The managers who utilized a transactional style tended to be task orientated and worked in a more direct approach instead of using a participating transactional style. These managers exhibit a docile attitude, the inability of making long-term commitments, and they tend to be anti-social. This study showed the importance of understanding the various management styles and how each one interacts with the other. The author’s did an adequate job of researching the topic, however due to the small sample size the results are limited. It would be beneficial for this study to be replicated on a larger scale to gain more information in this area.
The common theme that runs through the articles is the significance that personal growth and personality traits have upon leadership skills. An individual’s leadership capability stems from the inner depths of one’s intellect and the desire to become the best that they can be as a leader. Some people tend to be natural born leaders where others learn to become leaders through enriching learning experiences. The individual’s personality type impacts how leadership takes place. For instance, in article 1, the author’s discuss specific personality processes associated with individual differences and the impact that the combination of the two has upon presidential leadership. Article 2 focuses upon the development of self-awareness and self-confidence and how they are developed through learning a new skill or topic. This correlation is important in understanding the role that personality plays within leadership as a whole. The third article honed in on the various aspects of different management types and how they tend to lead.
As a whole, the articles speak as one voice in seeking the understanding of how the various personality types impact leadership style and vigor. The author’s found that certain personality traits shape a leadership style that draws individuals to specific work fields (Lilienfeld Et Al, 2012). It was also found that leadership can be shaped by experience indicating that knowledge is a crucial part of the learning curve of any leader, as well as the growth of an individual within the job market. The conclusion of the articles as a whole is that leadership can be formulated through involvement, learning new skills, interpersonal relationships among employees, and specific personality traits associated with the individual. Everyone is unique, as is personalities, which shape each individual’s life lessons. These lessons prepare the individual for specific roles within their life. Understanding the various leadership styles and the impact that personalities have upon a leader allows researchers to fully understand how a noble or poor leader is developed.

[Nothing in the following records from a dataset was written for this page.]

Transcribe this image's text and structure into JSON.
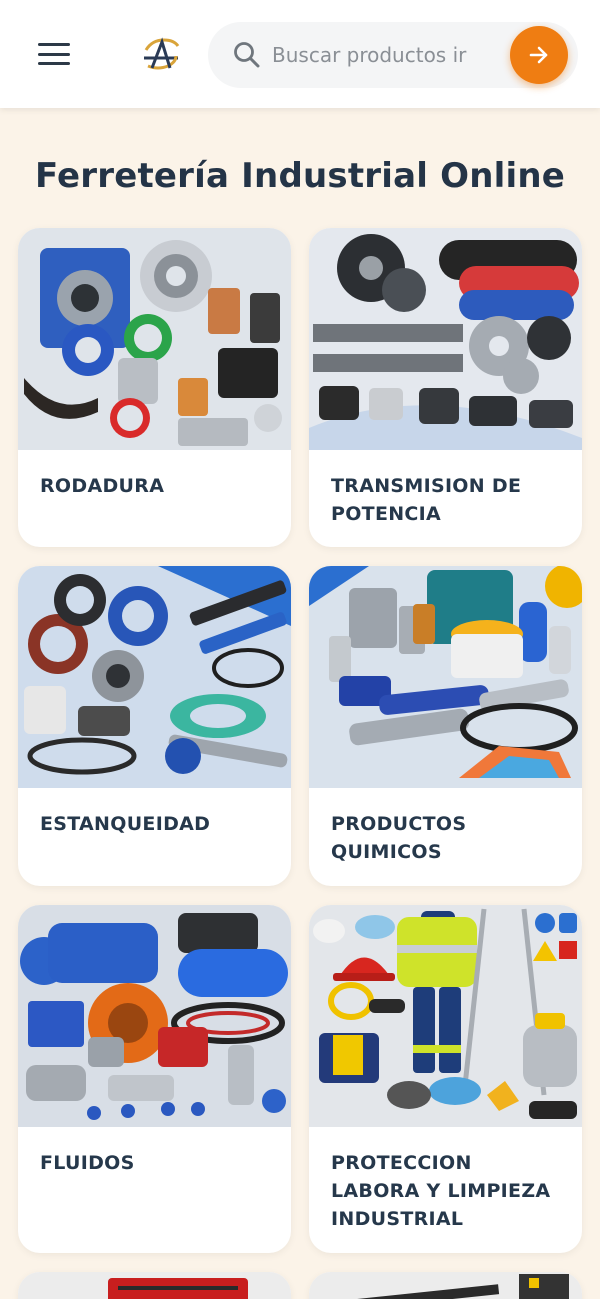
{
  "header": {
    "search_placeholder": "Buscar productos ir"
  },
  "page_title": "Ferretería Industrial Online",
  "categories": [
    {
      "label": "RODADURA",
      "icon": "bearing-icon"
    },
    {
      "label": "TRANSMISION DE POTENCIA",
      "icon": "gear-chain-icon"
    },
    {
      "label": "ESTANQUEIDAD",
      "icon": "seal-ring-icon"
    },
    {
      "label": "PRODUCTOS QUIMICOS",
      "icon": "chemical-drum-icon"
    },
    {
      "label": "FLUIDOS",
      "icon": "pump-valve-icon"
    },
    {
      "label": "PROTECCION LABORA Y LIMPIEZA INDUSTRIAL",
      "icon": "safety-helmet-icon"
    }
  ],
  "colors": {
    "accent": "#ef7d12",
    "background": "#fbf3e8",
    "text": "#243447"
  }
}
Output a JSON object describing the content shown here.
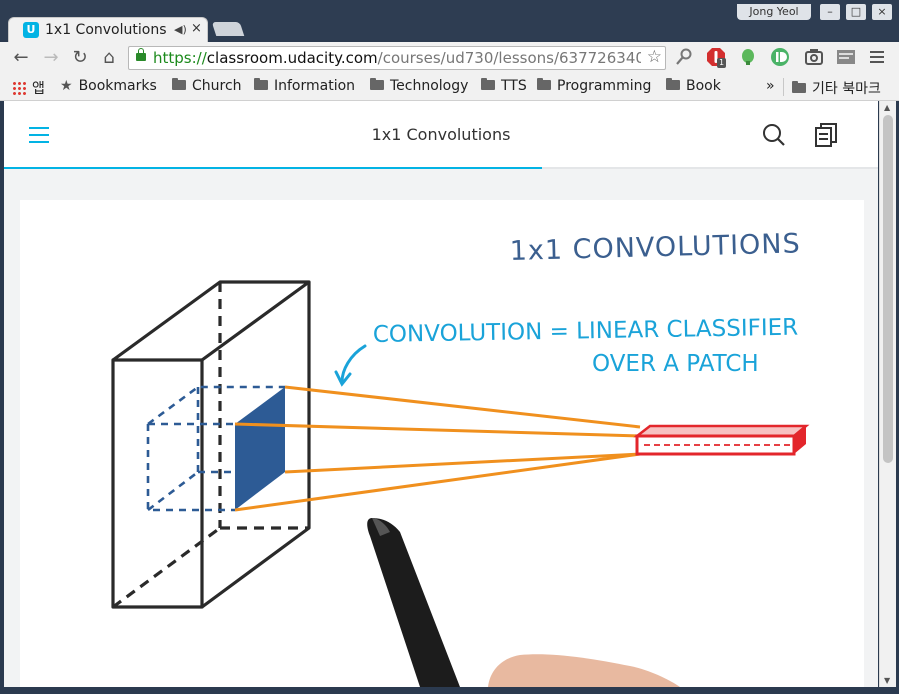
{
  "browser": {
    "profile_name": "Jong Yeol",
    "window_controls": {
      "minimize": "–",
      "maximize": "□",
      "close": "×"
    },
    "tab": {
      "title": "1x1 Convolutions",
      "favicon_letter": "U",
      "speaker_icon": "◀)",
      "close_icon": "×"
    },
    "url": {
      "scheme": "https://",
      "host": "classroom.udacity.com",
      "path": "/courses/ud730/lessons/6377263405/c"
    },
    "extension_badge": "1",
    "bookmarks": {
      "apps_label": "앱",
      "items": [
        "Bookmarks",
        "Church",
        "Information",
        "Technology",
        "TTS",
        "Programming",
        "Book"
      ],
      "overflow": "»",
      "other_bookmarks": "기타 북마크"
    }
  },
  "page": {
    "title": "1x1 Convolutions",
    "progress_fraction": 0.615,
    "video": {
      "heading": "1x1 CONVOLUTIONS",
      "annotation_line1": "CONVOLUTION = LINEAR CLASSIFIER",
      "annotation_line2": "OVER A PATCH"
    }
  },
  "colors": {
    "accent": "#02b3e4",
    "heading_ink": "#3b5f8f",
    "annotation_ink": "#1aa3d9",
    "patch_fill": "#2d5b95",
    "projection_lines": "#f0901e",
    "output_cell": "#e3262b"
  }
}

Lilienfeld, S. O., Waldman, I. D., Landfield, K., Watts, A. L., Rubenzer, S., &
Faschingbauer, T. R. (2012). Fearless Dominance and the U.S. Presidency: Implications

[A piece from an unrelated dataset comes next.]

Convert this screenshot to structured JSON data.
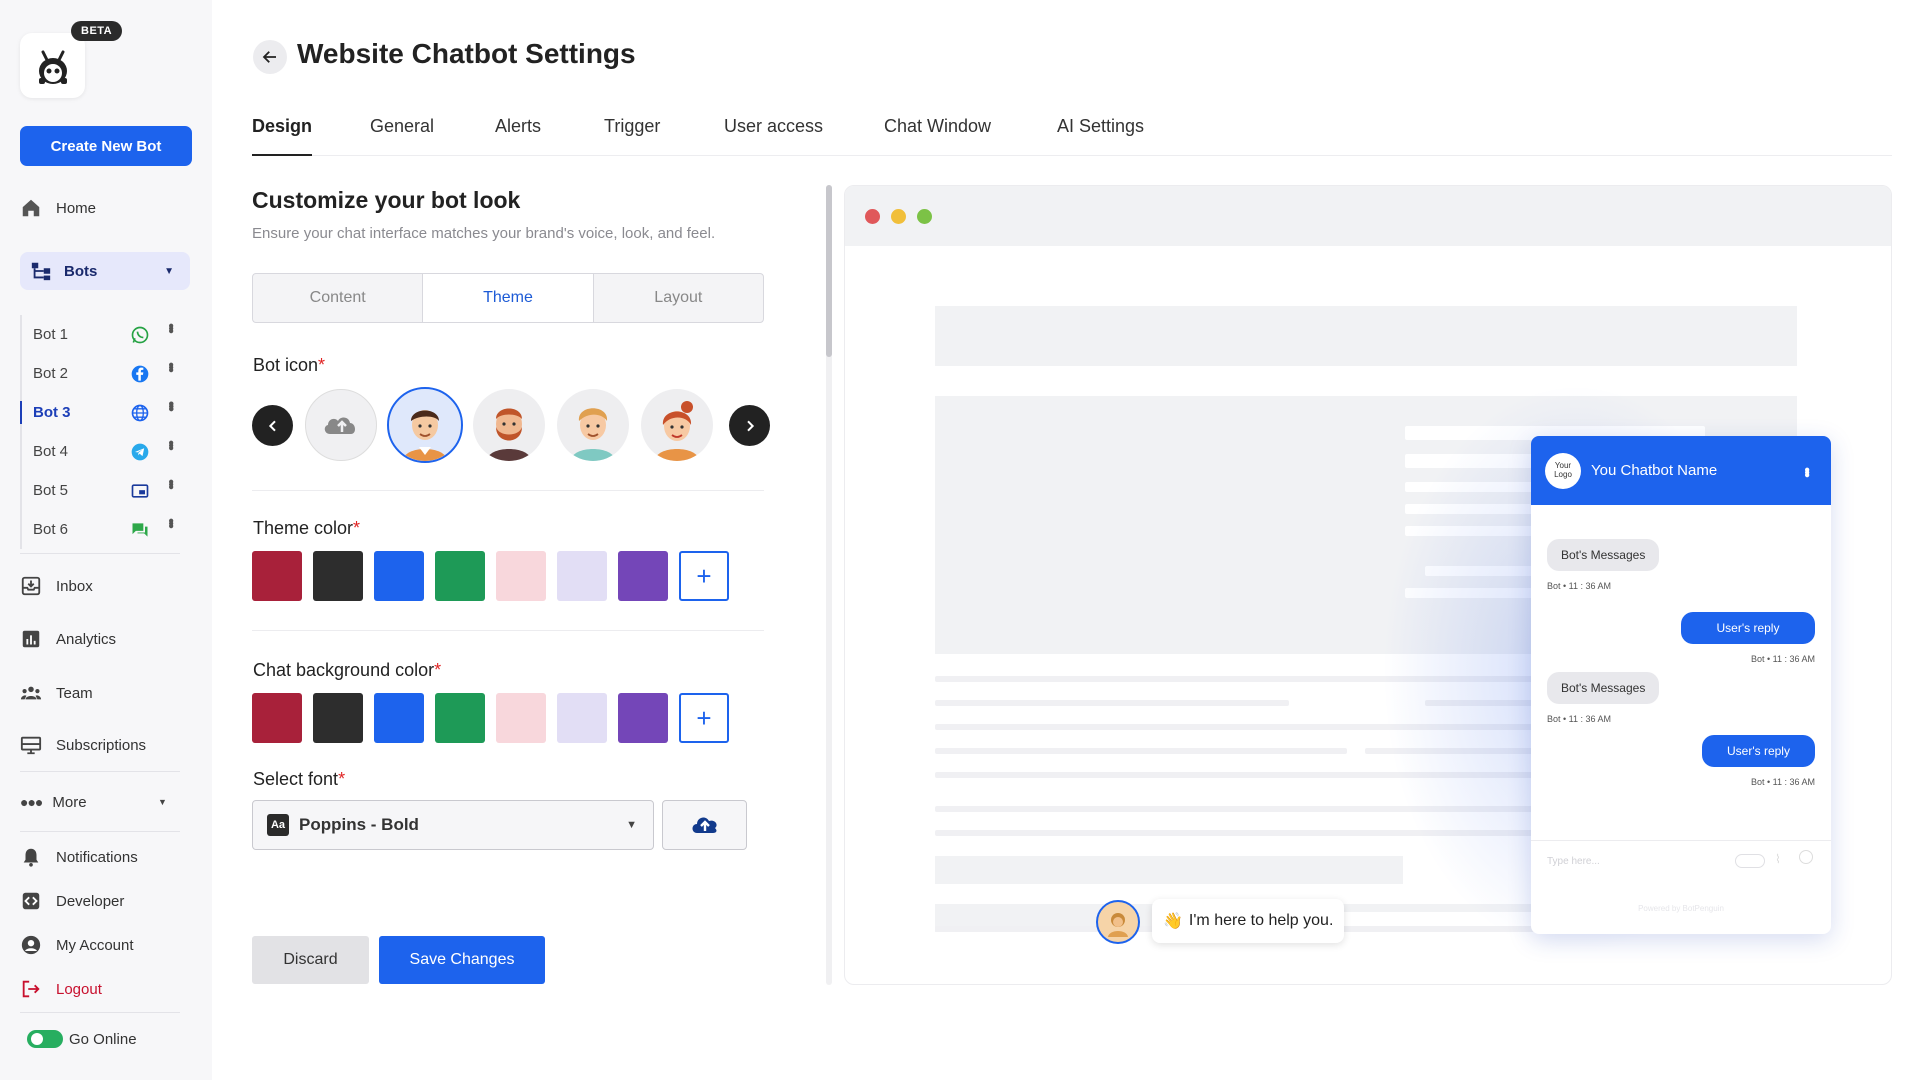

Of Psychopathic Personality Traits for Successful and Unsuccessful Political
Leadership. Journal of Personality and Social Psychology, 103(3), 489-5 Odom, S. F., Boyd, B. L., & Williams, J. (2012). Impact of personal growth projects on

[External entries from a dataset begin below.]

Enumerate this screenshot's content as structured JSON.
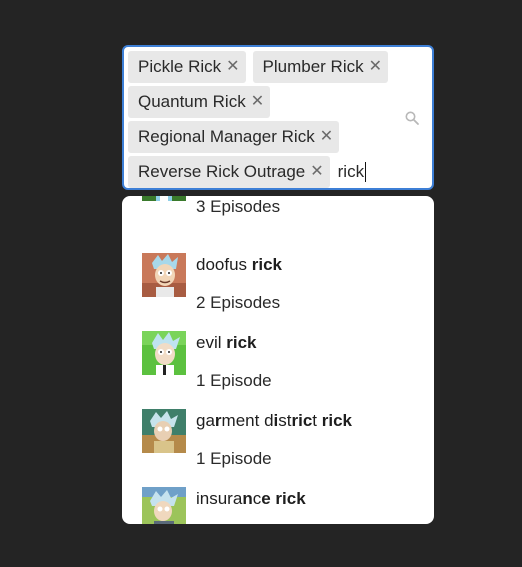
{
  "select": {
    "tags": [
      {
        "label": "Pickle Rick"
      },
      {
        "label": "Plumber Rick"
      },
      {
        "label": "Quantum Rick"
      },
      {
        "label": "Regional Manager Rick"
      },
      {
        "label": "Reverse Rick Outrage"
      }
    ],
    "remove_glyph": "✕",
    "query": "rick",
    "search_icon": "search-icon"
  },
  "options": [
    {
      "name_html": "",
      "count": "3 Episodes",
      "thumb": "rick-thumbnail-partial"
    },
    {
      "name_html": "doofus <b>rick</b>",
      "count": "2 Episodes",
      "thumb": "doofus-rick-thumbnail"
    },
    {
      "name_html": "evil <b>rick</b>",
      "count": "1 Episode",
      "thumb": "evil-rick-thumbnail"
    },
    {
      "name_html": "ga<b>r</b>ment d<b>i</b>st<b>ric</b>t <b>rick</b>",
      "count": "1 Episode",
      "thumb": "garment-district-rick-thumbnail"
    },
    {
      "name_html": "insura<b>n</b>c<b>e</b> <b>rick</b>",
      "count": "",
      "thumb": "insurance-rick-thumbnail"
    }
  ],
  "colors": {
    "background": "#242424",
    "focus_border": "#3d7fd6",
    "tag_bg": "#e8e8e8"
  }
}
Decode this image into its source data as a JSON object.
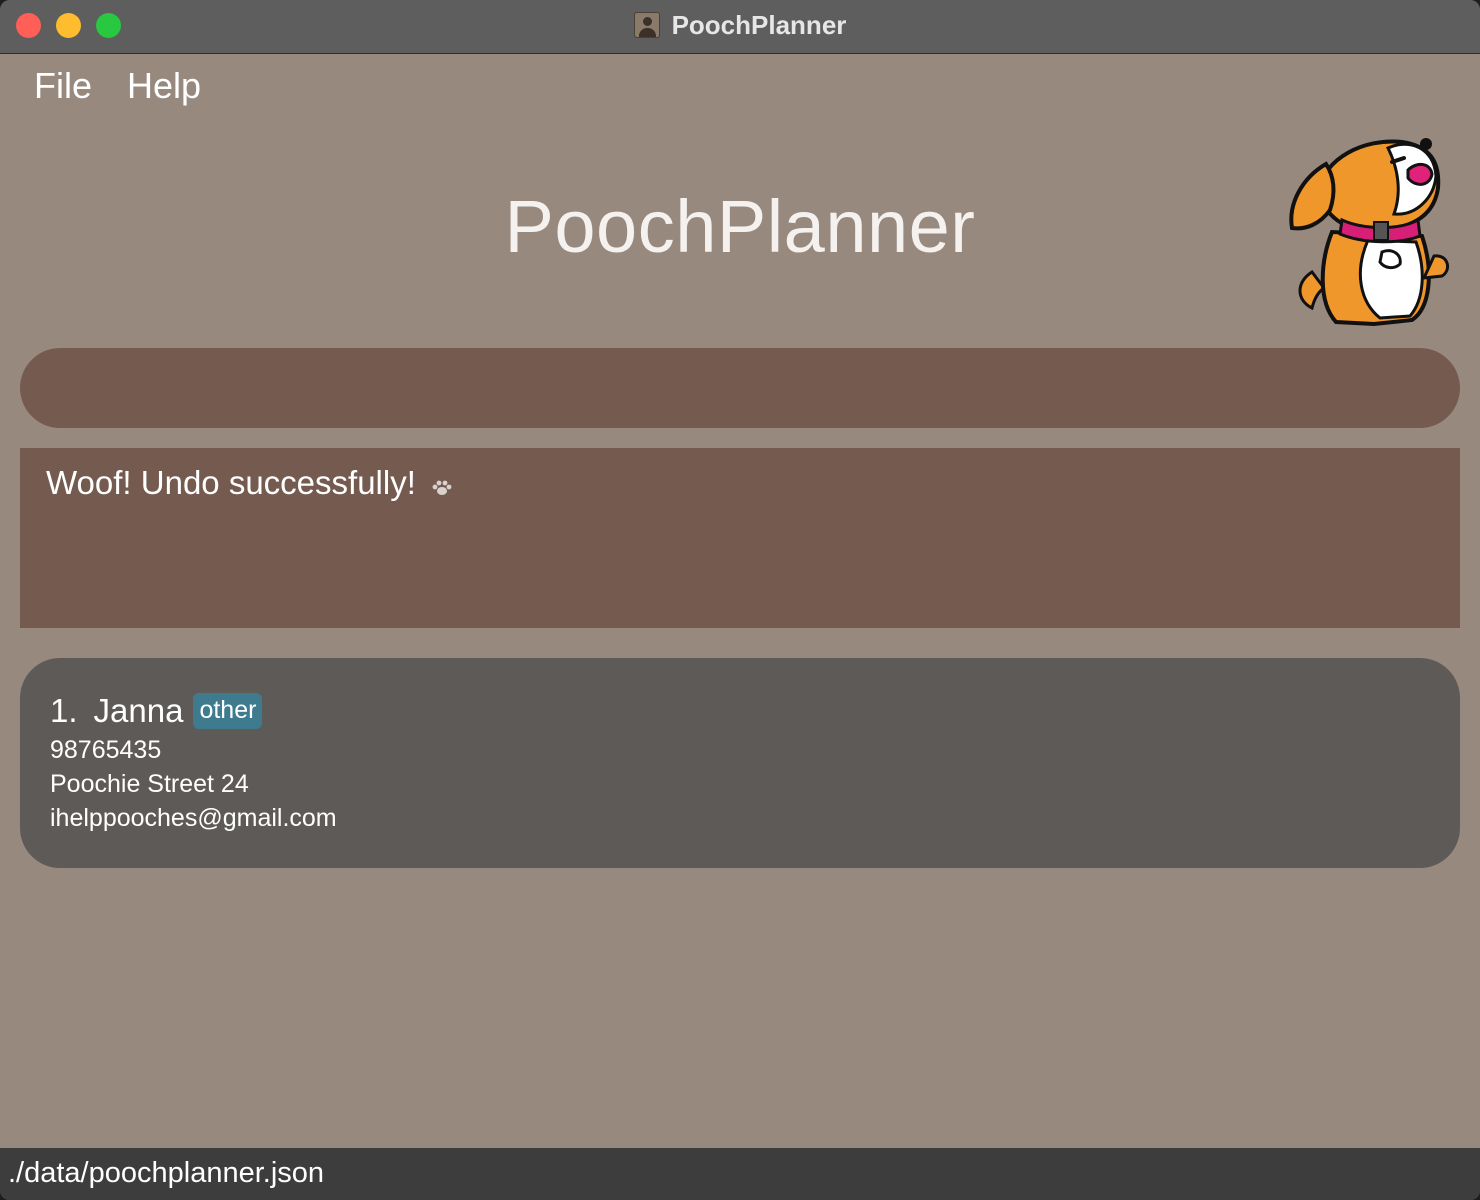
{
  "window": {
    "title": "PoochPlanner"
  },
  "menu": {
    "file": "File",
    "help": "Help"
  },
  "header": {
    "title": "PoochPlanner"
  },
  "command": {
    "value": "",
    "placeholder": ""
  },
  "result": {
    "message": "Woof! Undo successfully!"
  },
  "persons": [
    {
      "index": "1.",
      "name": "Janna",
      "tag": "other",
      "phone": "98765435",
      "address": "Poochie Street 24",
      "email": "ihelppooches@gmail.com"
    }
  ],
  "status": {
    "file_path": "./data/poochplanner.json"
  },
  "colors": {
    "window_bg": "#98897f",
    "command_bg": "#755b4f",
    "card_bg": "#5e5a57",
    "tag_bg": "#3f7b8f",
    "status_bg": "#3d3d3d"
  },
  "icons": {
    "mascot": "dog-mascot-icon",
    "paw": "paw-icon"
  }
}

Leadership Identity dFevelopment. Journal of Leadership Education, 11(1), 49-63. Van Eeden, R., Cilliers, F., & van Deventer, V. (2008). Leadership Styles and Associated
Personality Traits: Support for the Conceptualisation of Transactional and Transformational leadership. South African Journal of Psychology, 38(2), 253-267.